Excerpts from a dataset:
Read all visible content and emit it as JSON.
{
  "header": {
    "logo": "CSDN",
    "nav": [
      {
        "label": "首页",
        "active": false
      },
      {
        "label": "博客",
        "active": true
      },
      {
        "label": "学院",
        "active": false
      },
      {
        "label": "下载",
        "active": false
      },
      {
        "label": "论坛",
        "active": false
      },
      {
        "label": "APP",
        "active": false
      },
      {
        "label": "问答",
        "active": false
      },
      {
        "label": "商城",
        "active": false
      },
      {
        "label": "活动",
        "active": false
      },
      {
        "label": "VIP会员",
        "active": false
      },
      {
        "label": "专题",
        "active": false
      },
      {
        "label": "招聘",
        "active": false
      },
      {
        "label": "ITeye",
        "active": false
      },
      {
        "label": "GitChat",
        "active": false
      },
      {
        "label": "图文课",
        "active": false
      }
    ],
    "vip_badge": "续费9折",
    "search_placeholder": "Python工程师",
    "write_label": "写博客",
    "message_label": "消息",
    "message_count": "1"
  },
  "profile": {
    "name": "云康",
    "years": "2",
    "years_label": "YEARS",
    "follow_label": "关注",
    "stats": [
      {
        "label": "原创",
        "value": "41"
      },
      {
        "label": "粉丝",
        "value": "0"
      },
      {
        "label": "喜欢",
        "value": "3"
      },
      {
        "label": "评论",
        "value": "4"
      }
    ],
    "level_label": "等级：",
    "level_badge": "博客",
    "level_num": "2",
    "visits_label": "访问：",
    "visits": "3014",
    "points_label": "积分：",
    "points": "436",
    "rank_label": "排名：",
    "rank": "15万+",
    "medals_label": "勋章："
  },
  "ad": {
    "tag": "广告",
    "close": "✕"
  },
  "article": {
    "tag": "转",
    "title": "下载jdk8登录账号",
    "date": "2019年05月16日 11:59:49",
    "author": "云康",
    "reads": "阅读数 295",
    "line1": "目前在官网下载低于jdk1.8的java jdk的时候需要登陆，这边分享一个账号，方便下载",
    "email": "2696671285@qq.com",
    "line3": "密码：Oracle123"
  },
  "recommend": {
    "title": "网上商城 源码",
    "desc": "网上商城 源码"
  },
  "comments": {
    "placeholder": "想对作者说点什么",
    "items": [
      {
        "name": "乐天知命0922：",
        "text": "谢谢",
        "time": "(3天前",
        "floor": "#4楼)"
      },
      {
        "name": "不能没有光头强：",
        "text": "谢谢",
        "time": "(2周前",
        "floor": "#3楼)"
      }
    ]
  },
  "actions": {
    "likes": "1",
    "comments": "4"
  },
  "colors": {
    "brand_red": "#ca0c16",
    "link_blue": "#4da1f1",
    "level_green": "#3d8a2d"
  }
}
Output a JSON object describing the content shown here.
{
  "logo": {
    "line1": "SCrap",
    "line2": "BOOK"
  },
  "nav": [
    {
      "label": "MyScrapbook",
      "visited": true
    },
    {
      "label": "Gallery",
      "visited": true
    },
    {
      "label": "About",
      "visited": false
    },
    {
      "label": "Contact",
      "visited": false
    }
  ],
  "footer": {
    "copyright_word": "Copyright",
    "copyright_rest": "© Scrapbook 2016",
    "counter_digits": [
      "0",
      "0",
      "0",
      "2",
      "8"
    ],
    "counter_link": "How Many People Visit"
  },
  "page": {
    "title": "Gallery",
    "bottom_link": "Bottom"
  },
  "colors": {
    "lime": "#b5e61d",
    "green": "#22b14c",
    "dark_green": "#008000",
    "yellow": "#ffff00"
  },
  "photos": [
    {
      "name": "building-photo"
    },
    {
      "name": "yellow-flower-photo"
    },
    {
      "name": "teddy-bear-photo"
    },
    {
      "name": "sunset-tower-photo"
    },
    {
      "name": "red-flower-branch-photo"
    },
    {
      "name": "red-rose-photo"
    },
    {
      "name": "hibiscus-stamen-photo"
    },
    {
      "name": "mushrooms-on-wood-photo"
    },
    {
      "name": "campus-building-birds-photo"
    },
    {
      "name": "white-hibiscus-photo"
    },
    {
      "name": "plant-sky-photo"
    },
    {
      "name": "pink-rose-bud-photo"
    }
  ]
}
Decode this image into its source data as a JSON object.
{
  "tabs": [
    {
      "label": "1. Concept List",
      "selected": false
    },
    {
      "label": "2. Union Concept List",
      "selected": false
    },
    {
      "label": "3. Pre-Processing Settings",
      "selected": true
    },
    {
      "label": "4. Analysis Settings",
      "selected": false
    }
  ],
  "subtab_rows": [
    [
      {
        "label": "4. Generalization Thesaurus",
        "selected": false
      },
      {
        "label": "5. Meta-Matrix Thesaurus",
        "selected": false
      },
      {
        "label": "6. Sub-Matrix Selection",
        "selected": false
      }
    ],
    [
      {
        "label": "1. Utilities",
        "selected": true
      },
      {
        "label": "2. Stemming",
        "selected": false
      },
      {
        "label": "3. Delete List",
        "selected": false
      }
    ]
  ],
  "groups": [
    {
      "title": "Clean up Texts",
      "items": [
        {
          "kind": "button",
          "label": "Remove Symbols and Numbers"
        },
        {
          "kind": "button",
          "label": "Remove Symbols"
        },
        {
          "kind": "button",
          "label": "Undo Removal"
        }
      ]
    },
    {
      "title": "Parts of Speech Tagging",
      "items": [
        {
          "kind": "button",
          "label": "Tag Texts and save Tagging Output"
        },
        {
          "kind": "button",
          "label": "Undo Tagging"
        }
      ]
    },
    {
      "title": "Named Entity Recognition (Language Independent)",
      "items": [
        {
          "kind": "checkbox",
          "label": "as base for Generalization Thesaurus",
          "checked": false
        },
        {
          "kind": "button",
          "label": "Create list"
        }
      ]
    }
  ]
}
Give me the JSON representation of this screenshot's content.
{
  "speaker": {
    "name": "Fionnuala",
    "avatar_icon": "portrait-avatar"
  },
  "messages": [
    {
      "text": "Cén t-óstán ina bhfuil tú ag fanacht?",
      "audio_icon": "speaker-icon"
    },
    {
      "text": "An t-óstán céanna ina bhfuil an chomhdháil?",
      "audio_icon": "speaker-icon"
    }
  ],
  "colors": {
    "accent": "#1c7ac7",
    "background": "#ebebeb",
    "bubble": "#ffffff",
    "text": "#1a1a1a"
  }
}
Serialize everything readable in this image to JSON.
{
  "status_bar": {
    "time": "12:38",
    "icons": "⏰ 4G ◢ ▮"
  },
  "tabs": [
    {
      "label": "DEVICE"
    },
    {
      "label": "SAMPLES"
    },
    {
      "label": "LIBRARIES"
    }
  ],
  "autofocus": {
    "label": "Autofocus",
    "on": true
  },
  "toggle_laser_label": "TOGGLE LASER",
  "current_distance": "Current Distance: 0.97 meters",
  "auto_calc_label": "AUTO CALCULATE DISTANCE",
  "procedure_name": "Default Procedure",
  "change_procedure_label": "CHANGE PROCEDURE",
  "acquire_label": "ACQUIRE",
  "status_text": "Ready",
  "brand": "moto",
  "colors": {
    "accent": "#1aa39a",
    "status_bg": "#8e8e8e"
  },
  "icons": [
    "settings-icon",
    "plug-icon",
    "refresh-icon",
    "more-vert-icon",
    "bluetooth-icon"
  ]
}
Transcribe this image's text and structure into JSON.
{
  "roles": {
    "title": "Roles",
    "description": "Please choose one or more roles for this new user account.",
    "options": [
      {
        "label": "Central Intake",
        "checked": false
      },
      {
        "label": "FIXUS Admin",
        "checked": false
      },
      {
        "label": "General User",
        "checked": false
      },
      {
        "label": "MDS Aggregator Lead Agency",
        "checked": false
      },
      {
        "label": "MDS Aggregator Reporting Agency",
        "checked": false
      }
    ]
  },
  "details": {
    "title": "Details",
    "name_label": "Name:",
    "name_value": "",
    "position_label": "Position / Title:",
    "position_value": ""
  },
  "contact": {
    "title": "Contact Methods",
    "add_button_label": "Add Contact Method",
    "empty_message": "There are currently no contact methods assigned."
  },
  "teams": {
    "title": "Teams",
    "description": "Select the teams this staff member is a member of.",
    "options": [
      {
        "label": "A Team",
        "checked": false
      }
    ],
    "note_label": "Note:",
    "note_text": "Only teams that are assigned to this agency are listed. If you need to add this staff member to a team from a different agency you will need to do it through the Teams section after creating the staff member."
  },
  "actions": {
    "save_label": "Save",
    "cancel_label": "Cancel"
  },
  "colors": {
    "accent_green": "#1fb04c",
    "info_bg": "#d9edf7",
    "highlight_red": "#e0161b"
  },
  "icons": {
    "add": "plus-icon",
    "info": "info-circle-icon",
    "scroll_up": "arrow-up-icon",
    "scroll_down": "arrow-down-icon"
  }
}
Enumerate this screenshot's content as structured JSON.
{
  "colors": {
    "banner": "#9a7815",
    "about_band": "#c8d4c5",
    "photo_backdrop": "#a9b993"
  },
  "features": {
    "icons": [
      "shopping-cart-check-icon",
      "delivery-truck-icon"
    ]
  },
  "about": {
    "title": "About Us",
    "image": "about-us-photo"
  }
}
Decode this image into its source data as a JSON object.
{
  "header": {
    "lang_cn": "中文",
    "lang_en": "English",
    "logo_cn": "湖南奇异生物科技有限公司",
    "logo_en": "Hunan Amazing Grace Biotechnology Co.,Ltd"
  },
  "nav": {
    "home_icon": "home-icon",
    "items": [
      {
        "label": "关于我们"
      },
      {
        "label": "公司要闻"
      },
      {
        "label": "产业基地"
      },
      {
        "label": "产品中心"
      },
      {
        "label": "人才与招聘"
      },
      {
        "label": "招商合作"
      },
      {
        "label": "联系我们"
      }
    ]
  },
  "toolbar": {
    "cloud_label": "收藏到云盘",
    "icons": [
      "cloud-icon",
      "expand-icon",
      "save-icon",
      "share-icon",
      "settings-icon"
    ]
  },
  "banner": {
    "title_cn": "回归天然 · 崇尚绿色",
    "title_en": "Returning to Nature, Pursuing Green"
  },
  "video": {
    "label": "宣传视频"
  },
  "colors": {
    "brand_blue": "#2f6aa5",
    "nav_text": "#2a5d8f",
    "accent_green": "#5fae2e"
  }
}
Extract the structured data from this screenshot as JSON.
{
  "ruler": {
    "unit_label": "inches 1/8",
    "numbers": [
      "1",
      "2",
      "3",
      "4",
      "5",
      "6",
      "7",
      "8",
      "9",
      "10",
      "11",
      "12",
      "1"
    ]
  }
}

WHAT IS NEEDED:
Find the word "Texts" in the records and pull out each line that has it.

RESPONSE AREA:
      "title": "Clean up Texts",
          "label": "Tag Texts and save Tagging Output"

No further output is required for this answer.